Items from an interface collection:
+ + +

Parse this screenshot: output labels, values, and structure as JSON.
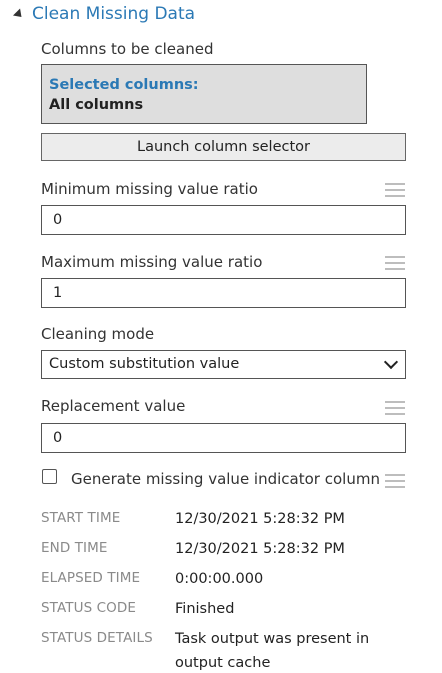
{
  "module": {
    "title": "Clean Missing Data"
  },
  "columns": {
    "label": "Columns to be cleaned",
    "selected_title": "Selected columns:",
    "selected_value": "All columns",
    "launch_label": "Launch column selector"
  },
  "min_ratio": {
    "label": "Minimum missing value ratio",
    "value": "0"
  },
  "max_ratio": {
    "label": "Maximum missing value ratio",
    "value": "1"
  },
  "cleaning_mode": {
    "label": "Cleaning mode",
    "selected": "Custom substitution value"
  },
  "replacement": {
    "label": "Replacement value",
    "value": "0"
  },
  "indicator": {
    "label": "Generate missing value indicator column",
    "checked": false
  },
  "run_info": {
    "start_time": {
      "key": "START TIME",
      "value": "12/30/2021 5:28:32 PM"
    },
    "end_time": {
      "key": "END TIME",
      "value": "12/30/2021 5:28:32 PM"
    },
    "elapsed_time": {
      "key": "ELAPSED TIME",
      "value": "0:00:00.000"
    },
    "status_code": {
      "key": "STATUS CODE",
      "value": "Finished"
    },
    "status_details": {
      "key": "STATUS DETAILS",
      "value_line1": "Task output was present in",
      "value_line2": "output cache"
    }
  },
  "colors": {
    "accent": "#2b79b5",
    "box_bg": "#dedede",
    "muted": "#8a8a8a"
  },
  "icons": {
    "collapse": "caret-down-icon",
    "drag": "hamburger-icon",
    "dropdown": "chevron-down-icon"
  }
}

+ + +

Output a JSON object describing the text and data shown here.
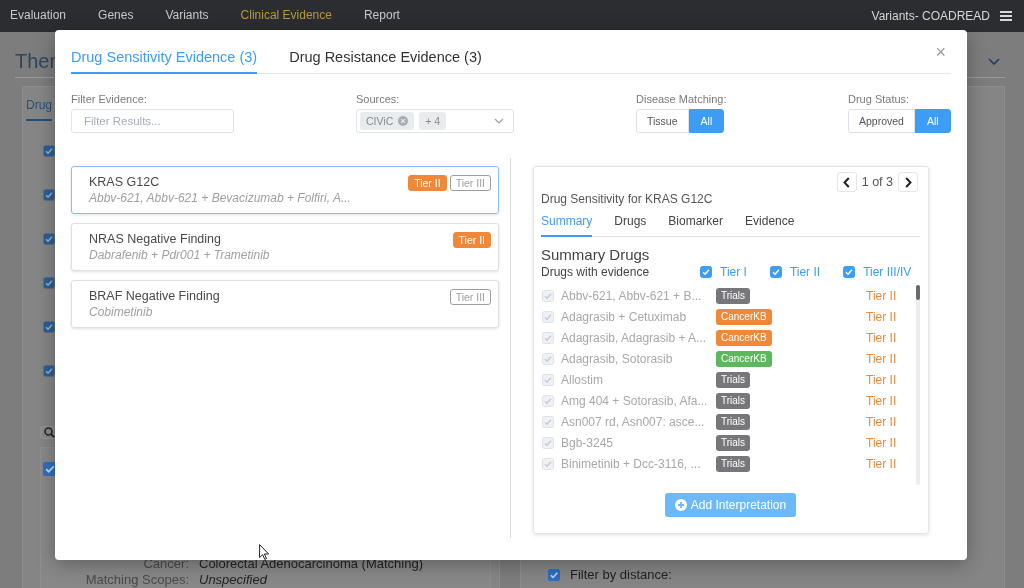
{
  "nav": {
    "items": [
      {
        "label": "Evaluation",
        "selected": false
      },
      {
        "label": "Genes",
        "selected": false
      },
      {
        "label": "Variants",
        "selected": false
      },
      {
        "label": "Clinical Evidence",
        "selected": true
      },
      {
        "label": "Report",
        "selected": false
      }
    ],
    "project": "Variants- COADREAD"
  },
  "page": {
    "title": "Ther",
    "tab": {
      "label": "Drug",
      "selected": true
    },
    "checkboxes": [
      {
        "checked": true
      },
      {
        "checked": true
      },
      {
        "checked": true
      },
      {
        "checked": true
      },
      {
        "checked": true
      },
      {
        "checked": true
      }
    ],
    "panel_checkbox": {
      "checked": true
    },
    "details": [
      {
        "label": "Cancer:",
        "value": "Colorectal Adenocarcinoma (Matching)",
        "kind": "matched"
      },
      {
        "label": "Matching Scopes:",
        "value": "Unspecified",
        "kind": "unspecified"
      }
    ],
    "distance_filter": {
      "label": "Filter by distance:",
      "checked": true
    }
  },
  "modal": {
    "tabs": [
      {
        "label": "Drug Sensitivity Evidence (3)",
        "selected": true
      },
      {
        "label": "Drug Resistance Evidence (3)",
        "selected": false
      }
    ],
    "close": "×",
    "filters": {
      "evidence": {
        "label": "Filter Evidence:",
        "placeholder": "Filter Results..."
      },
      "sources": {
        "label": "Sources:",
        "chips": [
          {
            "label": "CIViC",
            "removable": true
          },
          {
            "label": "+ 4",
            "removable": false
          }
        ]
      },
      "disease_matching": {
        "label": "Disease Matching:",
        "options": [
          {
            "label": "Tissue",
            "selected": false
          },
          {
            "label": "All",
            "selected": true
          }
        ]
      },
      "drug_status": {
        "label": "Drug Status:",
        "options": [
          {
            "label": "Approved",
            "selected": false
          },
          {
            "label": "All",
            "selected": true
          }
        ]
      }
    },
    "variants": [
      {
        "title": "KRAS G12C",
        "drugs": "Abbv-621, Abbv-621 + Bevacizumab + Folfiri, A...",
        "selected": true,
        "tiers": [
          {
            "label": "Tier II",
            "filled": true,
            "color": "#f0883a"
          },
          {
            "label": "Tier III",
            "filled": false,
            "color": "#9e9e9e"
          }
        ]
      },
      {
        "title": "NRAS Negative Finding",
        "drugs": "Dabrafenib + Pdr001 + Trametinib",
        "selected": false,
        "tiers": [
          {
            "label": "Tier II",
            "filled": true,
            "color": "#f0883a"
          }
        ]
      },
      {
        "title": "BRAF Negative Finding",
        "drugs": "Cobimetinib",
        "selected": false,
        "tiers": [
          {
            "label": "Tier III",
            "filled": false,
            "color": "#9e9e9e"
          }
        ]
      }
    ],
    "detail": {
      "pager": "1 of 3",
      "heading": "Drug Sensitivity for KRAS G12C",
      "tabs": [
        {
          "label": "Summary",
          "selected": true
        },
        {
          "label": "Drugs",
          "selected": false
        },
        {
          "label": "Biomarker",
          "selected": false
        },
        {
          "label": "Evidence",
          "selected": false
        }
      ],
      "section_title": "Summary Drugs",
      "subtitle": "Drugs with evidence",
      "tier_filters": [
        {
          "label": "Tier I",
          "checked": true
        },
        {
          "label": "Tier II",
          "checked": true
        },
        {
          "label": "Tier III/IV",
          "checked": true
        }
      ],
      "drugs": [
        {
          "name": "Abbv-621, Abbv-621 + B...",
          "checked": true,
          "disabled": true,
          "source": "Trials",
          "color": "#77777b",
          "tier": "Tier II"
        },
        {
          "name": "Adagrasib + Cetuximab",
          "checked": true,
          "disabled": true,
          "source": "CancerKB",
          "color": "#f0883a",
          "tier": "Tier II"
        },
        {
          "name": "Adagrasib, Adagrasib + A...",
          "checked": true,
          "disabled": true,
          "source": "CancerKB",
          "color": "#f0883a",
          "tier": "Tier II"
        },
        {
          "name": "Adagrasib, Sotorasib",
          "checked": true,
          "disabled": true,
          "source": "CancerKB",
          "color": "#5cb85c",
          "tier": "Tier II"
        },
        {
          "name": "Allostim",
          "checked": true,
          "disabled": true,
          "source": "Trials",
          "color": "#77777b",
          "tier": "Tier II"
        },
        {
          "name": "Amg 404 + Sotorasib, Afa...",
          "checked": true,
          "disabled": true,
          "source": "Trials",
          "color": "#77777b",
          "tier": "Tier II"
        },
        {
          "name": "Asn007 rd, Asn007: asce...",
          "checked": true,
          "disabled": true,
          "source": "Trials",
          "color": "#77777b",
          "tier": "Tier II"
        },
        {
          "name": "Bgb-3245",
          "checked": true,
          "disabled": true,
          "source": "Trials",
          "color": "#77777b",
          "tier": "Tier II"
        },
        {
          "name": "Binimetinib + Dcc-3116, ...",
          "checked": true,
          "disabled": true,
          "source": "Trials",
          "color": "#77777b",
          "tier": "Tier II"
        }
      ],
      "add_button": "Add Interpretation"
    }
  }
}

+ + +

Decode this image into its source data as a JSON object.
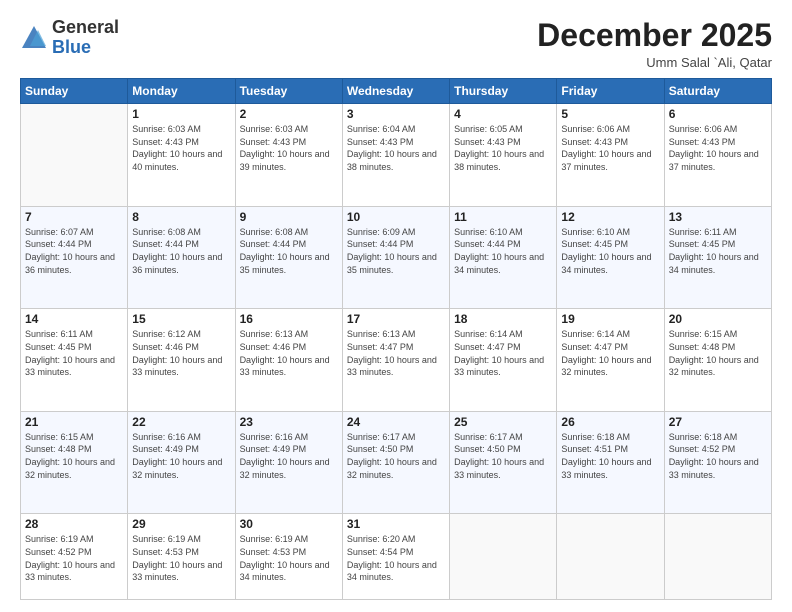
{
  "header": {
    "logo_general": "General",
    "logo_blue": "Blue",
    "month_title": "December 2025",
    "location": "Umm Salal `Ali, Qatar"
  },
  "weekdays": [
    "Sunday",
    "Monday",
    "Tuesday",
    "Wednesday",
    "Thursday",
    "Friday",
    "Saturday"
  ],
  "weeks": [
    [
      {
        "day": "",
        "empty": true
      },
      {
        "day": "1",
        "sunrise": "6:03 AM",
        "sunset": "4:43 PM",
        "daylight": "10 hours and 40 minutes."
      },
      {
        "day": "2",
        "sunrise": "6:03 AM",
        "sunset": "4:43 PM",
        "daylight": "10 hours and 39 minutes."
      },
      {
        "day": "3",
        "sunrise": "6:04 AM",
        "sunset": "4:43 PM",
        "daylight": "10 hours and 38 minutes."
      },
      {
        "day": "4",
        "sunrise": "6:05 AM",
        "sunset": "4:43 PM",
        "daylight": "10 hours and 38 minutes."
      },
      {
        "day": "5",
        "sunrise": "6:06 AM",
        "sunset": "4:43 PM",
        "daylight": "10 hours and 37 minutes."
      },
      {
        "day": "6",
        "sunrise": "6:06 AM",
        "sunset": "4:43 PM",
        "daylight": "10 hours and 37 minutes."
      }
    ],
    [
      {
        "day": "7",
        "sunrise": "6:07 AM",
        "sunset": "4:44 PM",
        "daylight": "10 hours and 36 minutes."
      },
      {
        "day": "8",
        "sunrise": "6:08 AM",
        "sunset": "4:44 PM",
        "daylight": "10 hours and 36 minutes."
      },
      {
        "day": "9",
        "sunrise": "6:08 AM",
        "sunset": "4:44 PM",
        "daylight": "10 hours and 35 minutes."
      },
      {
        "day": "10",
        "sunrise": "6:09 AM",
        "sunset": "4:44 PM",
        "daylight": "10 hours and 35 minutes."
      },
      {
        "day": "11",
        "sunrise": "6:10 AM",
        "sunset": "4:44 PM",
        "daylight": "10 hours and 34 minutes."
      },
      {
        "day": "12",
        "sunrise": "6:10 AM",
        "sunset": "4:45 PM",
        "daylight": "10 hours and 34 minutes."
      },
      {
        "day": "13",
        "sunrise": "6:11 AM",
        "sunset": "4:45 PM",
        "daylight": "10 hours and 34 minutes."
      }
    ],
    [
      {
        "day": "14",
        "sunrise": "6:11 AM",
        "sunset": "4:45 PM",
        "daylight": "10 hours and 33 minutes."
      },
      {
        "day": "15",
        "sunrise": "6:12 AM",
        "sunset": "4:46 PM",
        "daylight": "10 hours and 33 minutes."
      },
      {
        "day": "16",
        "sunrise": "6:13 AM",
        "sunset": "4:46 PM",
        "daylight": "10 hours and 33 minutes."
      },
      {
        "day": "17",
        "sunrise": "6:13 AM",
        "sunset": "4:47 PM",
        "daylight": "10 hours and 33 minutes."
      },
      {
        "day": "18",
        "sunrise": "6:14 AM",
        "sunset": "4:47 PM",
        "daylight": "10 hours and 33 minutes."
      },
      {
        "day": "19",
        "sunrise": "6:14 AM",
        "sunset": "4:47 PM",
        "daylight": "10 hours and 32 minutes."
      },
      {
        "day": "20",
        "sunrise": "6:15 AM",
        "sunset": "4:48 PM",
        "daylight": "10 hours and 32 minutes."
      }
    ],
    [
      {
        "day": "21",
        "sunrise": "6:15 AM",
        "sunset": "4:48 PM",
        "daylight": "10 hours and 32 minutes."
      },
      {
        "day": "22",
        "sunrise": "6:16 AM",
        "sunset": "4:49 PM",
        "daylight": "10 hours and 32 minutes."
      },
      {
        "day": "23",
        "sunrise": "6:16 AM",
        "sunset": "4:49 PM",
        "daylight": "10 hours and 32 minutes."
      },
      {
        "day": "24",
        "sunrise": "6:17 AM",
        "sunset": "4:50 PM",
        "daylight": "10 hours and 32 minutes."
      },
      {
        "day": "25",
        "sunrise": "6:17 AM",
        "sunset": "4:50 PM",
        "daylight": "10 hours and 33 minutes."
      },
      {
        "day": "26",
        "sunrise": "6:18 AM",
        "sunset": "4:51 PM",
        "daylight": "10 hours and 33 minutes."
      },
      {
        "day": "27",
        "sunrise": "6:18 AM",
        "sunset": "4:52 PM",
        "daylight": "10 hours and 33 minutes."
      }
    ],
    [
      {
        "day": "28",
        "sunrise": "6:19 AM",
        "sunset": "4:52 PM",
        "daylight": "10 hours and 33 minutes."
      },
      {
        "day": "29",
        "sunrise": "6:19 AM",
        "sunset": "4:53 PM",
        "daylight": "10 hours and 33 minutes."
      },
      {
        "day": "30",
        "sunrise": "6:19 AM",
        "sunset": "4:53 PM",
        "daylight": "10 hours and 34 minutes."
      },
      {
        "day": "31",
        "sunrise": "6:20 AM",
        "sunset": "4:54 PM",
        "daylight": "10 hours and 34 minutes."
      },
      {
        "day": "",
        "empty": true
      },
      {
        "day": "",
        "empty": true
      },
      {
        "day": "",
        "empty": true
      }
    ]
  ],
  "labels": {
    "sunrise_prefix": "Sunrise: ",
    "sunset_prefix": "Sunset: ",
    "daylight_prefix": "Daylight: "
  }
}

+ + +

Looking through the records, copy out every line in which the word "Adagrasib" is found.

          "name": "Adagrasib + Cetuximab",
          "name": "Adagrasib, Adagrasib + A...",
          "name": "Adagrasib, Sotorasib",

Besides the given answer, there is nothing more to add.